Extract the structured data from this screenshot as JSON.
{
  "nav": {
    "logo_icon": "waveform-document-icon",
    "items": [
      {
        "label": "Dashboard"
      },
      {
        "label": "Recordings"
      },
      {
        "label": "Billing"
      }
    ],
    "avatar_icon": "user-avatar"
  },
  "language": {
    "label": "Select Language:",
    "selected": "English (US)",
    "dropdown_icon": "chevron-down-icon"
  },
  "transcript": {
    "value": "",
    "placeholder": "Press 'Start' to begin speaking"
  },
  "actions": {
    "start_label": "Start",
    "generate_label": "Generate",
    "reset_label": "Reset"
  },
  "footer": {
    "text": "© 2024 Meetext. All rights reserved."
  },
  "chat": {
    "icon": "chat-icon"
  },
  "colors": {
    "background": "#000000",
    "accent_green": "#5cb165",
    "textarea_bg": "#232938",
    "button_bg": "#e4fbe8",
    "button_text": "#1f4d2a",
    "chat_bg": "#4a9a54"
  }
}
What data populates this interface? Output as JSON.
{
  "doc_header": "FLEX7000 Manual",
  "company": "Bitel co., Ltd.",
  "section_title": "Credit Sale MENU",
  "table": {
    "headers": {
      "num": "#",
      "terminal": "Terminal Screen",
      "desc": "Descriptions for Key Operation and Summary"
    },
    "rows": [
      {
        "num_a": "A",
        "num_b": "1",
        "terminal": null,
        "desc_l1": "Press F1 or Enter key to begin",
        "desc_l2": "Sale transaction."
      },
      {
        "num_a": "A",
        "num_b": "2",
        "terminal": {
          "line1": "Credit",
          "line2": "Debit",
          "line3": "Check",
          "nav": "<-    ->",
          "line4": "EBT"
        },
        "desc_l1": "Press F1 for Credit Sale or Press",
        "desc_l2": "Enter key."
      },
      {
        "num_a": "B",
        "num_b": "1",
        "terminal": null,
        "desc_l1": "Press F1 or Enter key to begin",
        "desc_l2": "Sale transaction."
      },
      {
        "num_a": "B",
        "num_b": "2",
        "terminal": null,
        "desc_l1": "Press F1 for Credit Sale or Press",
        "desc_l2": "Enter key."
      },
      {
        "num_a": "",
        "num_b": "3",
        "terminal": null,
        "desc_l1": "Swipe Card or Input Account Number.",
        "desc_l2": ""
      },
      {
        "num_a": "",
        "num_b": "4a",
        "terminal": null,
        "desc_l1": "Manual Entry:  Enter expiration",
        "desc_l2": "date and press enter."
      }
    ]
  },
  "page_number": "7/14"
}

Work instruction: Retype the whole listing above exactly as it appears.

Written solution:
Extract the structured data from this screenshot as JSON.
{
  "nav": {
    "logo_icon": "waveform-document-icon",
    "items": [
      {
        "label": "Dashboard"
      },
      {
        "label": "Recordings"
      },
      {
        "label": "Billing"
      }
    ],
    "avatar_icon": "user-avatar"
  },
  "language": {
    "label": "Select Language:",
    "selected": "English (US)",
    "dropdown_icon": "chevron-down-icon"
  },
  "transcript": {
    "value": "",
    "placeholder": "Press 'Start' to begin speaking"
  },
  "actions": {
    "start_label": "Start",
    "generate_label": "Generate",
    "reset_label": "Reset"
  },
  "footer": {
    "text": "© 2024 Meetext. All rights reserved."
  },
  "chat": {
    "icon": "chat-icon"
  },
  "colors": {
    "background": "#000000",
    "accent_green": "#5cb165",
    "textarea_bg": "#232938",
    "button_bg": "#e4fbe8",
    "button_text": "#1f4d2a",
    "chat_bg": "#4a9a54"
  }
}
What data populates this interface? Output as JSON.
{
  "doc_header": "FLEX7000 Manual",
  "company": "Bitel co., Ltd.",
  "section_title": "Credit Sale MENU",
  "table": {
    "headers": {
      "num": "#",
      "terminal": "Terminal Screen",
      "desc": "Descriptions for Key Operation and Summary"
    },
    "rows": [
      {
        "num_a": "A",
        "num_b": "1",
        "terminal": null,
        "desc_l1": "Press F1 or Enter key to begin",
        "desc_l2": "Sale transaction."
      },
      {
        "num_a": "A",
        "num_b": "2",
        "terminal": {
          "line1": "Credit",
          "line2": "Debit",
          "line3": "Check",
          "nav": "<-    ->",
          "line4": "EBT"
        },
        "desc_l1": "Press F1 for Credit Sale or Press",
        "desc_l2": "Enter key."
      },
      {
        "num_a": "B",
        "num_b": "1",
        "terminal": null,
        "desc_l1": "Press F1 or Enter key to begin",
        "desc_l2": "Sale transaction."
      },
      {
        "num_a": "B",
        "num_b": "2",
        "terminal": null,
        "desc_l1": "Press F1 for Credit Sale or Press",
        "desc_l2": "Enter key."
      },
      {
        "num_a": "",
        "num_b": "3",
        "terminal": null,
        "desc_l1": "Swipe Card or Input Account Number.",
        "desc_l2": ""
      },
      {
        "num_a": "",
        "num_b": "4a",
        "terminal": null,
        "desc_l1": "Manual Entry:  Enter expiration",
        "desc_l2": "date and press enter."
      }
    ]
  },
  "page_number": "7/14"
}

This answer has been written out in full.